Task objective
Check every line of the entries for the string "done" and return the ones that contain it.

Records provided
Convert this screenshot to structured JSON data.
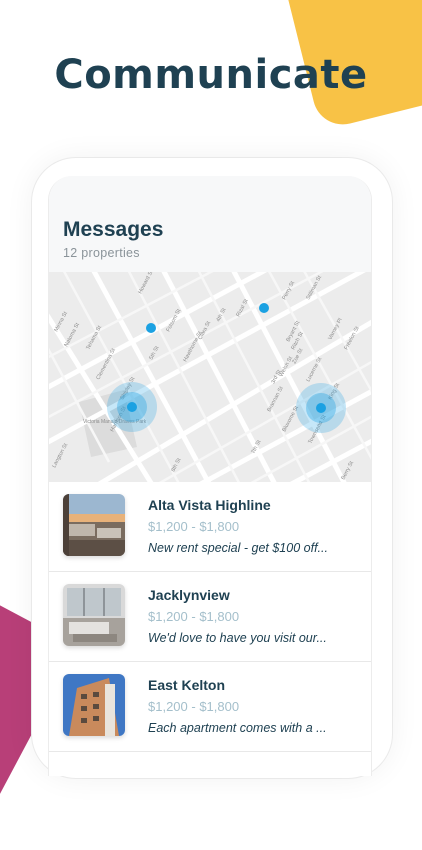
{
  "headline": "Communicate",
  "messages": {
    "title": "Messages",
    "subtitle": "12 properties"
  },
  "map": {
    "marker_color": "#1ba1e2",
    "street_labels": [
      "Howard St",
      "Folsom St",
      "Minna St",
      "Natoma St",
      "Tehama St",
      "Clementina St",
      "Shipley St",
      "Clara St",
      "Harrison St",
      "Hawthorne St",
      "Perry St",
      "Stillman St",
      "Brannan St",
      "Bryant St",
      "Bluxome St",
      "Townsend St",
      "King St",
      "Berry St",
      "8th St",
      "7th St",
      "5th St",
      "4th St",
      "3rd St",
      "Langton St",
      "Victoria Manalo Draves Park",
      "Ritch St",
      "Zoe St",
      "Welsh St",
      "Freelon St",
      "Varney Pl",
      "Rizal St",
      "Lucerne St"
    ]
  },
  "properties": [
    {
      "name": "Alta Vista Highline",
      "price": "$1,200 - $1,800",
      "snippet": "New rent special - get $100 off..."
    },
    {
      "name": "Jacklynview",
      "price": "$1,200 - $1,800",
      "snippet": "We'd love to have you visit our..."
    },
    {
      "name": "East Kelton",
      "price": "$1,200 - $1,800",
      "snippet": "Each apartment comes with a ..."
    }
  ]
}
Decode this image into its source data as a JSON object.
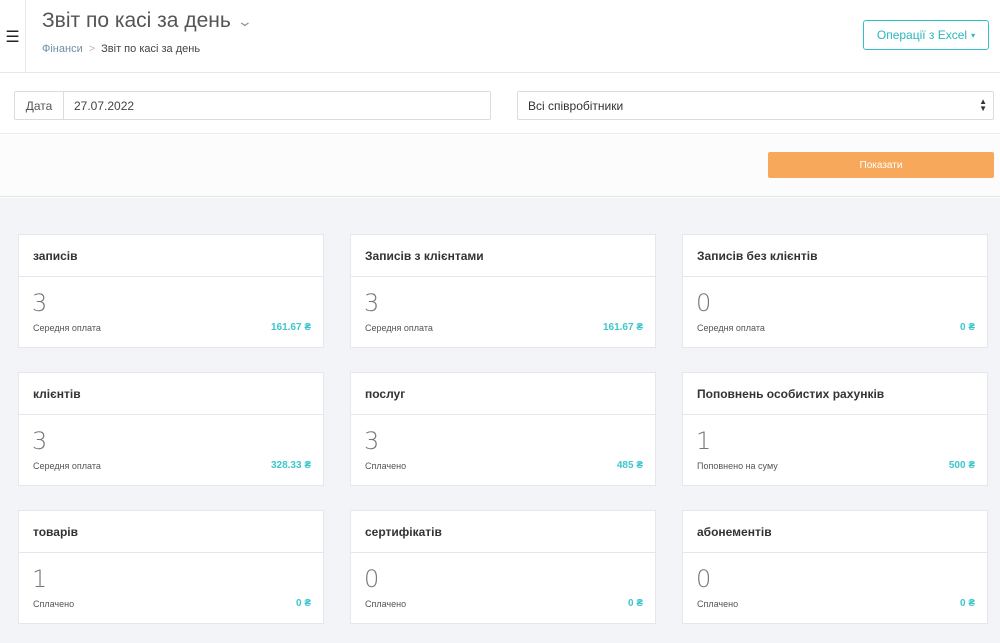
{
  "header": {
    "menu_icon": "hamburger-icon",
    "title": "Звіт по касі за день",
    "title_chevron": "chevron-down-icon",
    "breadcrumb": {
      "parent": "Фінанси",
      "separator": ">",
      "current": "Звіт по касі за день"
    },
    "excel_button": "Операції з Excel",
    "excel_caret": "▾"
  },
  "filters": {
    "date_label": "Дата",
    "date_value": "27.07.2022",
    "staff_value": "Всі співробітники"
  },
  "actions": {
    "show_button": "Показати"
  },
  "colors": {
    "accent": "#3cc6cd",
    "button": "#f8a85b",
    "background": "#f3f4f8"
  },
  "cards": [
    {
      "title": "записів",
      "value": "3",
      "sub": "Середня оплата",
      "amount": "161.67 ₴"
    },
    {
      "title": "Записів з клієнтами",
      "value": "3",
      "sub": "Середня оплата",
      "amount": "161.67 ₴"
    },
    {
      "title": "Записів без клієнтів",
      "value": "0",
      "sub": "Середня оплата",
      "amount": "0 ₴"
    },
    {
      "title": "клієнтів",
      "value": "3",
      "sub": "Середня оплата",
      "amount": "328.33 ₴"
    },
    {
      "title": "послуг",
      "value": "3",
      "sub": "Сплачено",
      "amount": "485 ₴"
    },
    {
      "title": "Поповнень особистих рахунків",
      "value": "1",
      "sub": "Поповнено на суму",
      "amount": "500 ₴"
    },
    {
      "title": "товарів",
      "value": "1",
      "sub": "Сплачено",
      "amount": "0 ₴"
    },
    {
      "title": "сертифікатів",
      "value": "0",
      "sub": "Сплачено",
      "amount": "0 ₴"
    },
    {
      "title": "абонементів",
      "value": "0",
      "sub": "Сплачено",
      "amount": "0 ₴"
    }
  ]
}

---

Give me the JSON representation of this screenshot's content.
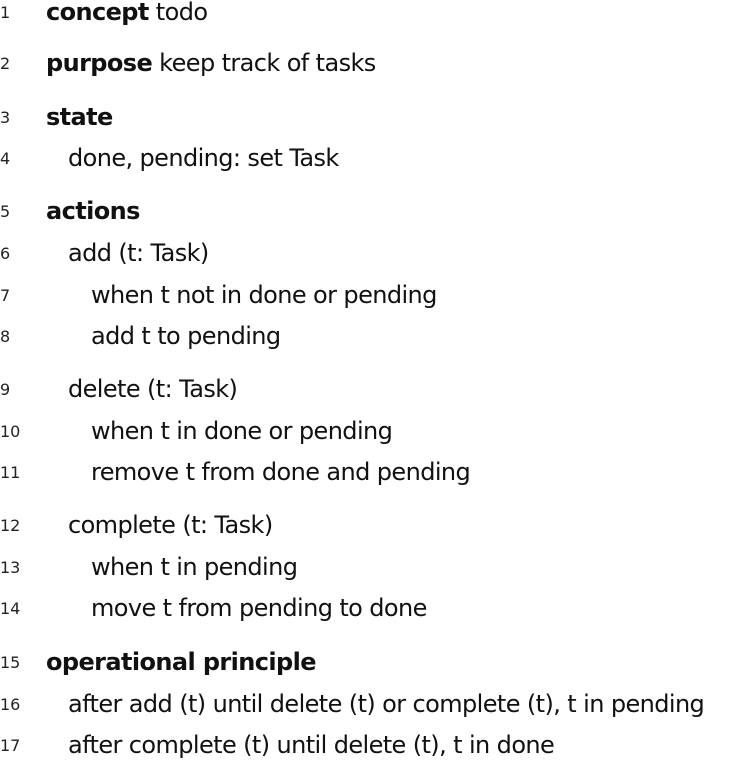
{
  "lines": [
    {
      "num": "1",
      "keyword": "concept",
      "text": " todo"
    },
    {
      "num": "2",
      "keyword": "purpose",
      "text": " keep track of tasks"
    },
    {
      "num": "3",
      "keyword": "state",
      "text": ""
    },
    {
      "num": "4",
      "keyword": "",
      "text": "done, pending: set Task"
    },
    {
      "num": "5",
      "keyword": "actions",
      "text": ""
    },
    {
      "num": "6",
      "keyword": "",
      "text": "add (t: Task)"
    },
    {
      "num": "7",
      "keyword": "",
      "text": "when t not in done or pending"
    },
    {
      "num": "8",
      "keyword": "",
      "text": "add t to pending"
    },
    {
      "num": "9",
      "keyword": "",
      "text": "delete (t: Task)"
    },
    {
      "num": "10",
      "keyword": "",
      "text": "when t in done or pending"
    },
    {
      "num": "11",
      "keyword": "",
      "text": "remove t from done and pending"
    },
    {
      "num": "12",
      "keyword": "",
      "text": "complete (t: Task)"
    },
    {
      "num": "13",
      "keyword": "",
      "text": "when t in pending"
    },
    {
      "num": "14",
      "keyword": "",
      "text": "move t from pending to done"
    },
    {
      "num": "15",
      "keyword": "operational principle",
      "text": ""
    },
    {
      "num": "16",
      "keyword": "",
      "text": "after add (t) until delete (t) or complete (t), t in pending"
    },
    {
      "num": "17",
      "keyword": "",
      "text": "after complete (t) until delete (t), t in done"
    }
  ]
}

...

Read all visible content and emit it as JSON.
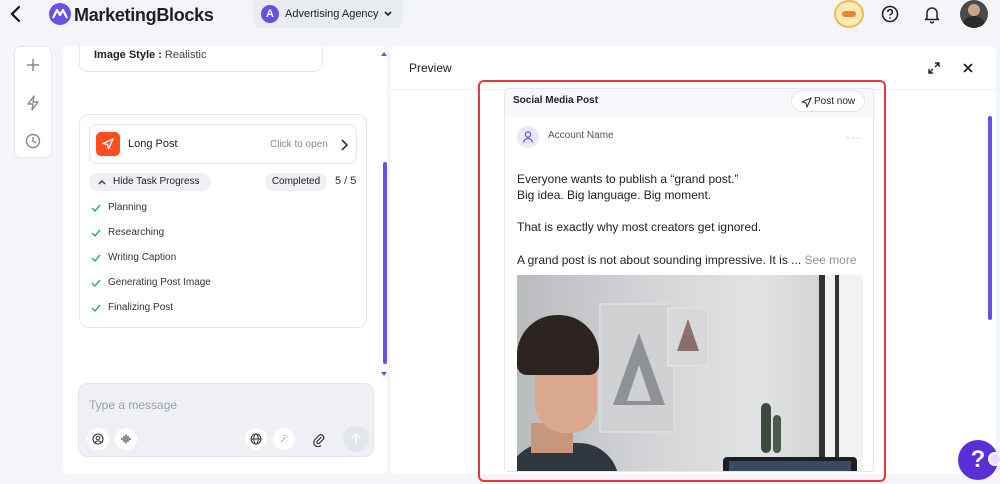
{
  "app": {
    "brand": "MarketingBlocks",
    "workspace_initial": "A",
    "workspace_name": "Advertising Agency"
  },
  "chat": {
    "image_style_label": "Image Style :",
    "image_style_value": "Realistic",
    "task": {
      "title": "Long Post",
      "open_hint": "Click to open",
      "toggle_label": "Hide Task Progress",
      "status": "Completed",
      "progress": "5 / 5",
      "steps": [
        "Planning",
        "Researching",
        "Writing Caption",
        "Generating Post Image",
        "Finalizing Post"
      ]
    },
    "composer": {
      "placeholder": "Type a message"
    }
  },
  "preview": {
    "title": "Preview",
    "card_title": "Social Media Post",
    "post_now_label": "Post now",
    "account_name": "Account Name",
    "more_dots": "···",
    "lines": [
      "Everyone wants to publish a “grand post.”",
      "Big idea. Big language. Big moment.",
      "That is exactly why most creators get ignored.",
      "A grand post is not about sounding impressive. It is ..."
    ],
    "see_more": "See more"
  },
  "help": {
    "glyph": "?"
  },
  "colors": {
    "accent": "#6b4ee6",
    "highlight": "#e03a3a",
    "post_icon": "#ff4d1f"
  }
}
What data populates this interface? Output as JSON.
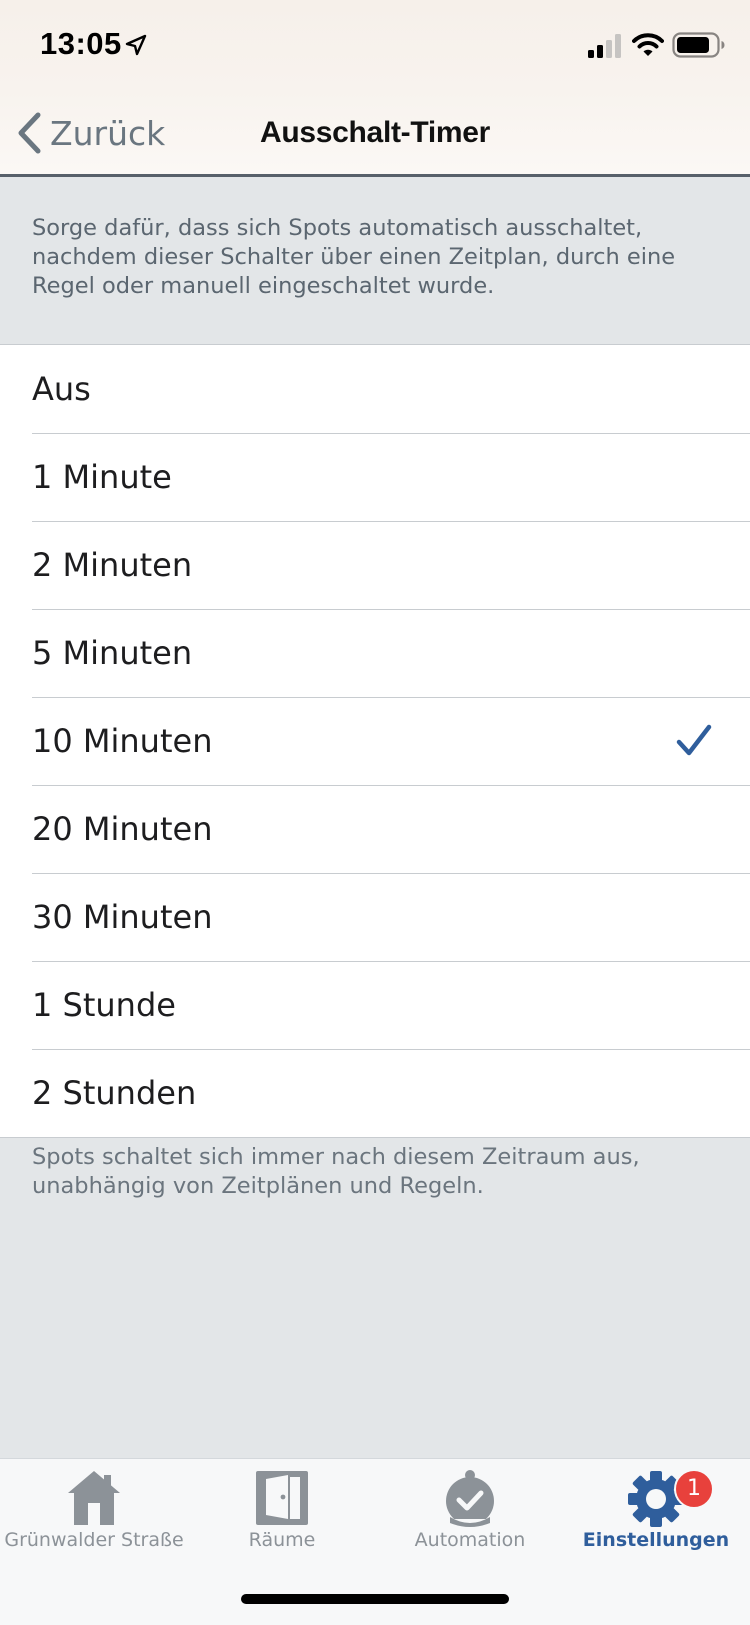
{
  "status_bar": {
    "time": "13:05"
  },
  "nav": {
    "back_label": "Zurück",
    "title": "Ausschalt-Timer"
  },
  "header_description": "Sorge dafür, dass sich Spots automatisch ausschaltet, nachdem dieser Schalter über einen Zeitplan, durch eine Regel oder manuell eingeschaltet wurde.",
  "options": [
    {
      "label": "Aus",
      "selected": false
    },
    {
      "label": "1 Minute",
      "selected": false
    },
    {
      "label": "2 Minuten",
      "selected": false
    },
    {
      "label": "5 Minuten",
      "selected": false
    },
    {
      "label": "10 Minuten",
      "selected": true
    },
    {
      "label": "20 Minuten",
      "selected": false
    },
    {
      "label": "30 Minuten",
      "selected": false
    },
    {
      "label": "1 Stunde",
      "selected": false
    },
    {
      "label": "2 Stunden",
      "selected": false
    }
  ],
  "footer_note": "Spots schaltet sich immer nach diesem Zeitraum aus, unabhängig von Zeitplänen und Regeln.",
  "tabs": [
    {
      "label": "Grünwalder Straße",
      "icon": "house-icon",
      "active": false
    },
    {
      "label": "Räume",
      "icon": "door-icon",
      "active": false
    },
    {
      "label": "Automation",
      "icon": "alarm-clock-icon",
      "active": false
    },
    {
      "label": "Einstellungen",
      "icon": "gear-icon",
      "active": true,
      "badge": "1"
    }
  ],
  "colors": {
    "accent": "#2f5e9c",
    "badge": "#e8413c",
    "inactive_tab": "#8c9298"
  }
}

Finished exercise
      "text": "done, pending: set Task"
      "text": "when t not in done or pending"
      "text": "when t in done or pending"
      "text": "remove t from done and pending"
      "text": "move t from pending to done"
      "text": "after complete (t) until delete (t), t in done"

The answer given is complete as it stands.